-------- EXERCISE INPUTS --------

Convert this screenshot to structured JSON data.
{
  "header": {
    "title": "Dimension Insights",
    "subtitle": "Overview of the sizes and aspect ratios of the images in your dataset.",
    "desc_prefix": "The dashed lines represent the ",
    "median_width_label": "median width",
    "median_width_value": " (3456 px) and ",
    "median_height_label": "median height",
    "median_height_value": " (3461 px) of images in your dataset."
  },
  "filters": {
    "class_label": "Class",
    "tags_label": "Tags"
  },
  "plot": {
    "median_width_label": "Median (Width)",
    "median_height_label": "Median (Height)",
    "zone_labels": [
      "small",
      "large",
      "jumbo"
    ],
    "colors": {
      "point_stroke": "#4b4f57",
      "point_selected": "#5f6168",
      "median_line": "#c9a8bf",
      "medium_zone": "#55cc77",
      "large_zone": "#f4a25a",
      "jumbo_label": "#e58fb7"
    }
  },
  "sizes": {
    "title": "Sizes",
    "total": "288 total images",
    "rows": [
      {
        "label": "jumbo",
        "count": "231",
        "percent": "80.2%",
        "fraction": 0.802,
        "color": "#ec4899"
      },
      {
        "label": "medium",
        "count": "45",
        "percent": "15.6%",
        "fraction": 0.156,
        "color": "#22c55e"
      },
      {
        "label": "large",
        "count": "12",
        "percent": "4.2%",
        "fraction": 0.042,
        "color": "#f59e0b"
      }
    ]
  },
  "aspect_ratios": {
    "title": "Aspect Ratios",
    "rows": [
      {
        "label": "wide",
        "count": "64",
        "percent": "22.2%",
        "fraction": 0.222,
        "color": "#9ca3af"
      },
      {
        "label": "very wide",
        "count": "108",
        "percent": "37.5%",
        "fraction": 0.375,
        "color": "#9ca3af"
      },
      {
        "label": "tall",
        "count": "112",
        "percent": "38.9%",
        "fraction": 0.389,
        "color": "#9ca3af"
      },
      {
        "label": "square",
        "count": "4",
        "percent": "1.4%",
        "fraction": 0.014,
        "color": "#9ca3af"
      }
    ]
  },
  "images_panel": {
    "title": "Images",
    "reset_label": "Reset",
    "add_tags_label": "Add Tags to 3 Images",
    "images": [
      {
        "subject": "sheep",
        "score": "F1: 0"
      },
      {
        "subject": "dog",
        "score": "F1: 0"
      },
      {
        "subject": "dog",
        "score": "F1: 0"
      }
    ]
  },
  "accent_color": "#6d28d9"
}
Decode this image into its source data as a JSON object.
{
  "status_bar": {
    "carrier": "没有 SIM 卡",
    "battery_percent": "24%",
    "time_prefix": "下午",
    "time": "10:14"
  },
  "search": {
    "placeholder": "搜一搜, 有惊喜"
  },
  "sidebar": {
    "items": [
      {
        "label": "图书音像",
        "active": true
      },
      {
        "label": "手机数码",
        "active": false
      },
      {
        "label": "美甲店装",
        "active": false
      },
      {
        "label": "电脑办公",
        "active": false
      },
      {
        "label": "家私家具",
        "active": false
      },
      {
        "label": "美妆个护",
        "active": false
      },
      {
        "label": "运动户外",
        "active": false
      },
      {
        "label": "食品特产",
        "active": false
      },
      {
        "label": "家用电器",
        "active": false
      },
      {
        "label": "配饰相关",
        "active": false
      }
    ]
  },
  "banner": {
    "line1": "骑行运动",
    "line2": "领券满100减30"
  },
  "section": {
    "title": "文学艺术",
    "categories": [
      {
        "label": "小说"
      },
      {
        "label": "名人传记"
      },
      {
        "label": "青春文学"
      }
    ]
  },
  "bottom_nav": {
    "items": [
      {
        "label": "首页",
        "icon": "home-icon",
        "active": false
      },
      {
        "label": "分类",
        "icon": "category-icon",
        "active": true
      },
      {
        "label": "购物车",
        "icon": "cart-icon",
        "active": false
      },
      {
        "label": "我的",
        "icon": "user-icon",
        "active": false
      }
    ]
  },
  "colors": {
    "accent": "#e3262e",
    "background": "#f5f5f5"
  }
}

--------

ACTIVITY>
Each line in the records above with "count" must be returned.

WRITTEN ANSWER>
        "count": "231",
        "count": "45",
        "count": "12",
        "count": "64",
        "count": "108",
        "count": "112",
        "count": "4",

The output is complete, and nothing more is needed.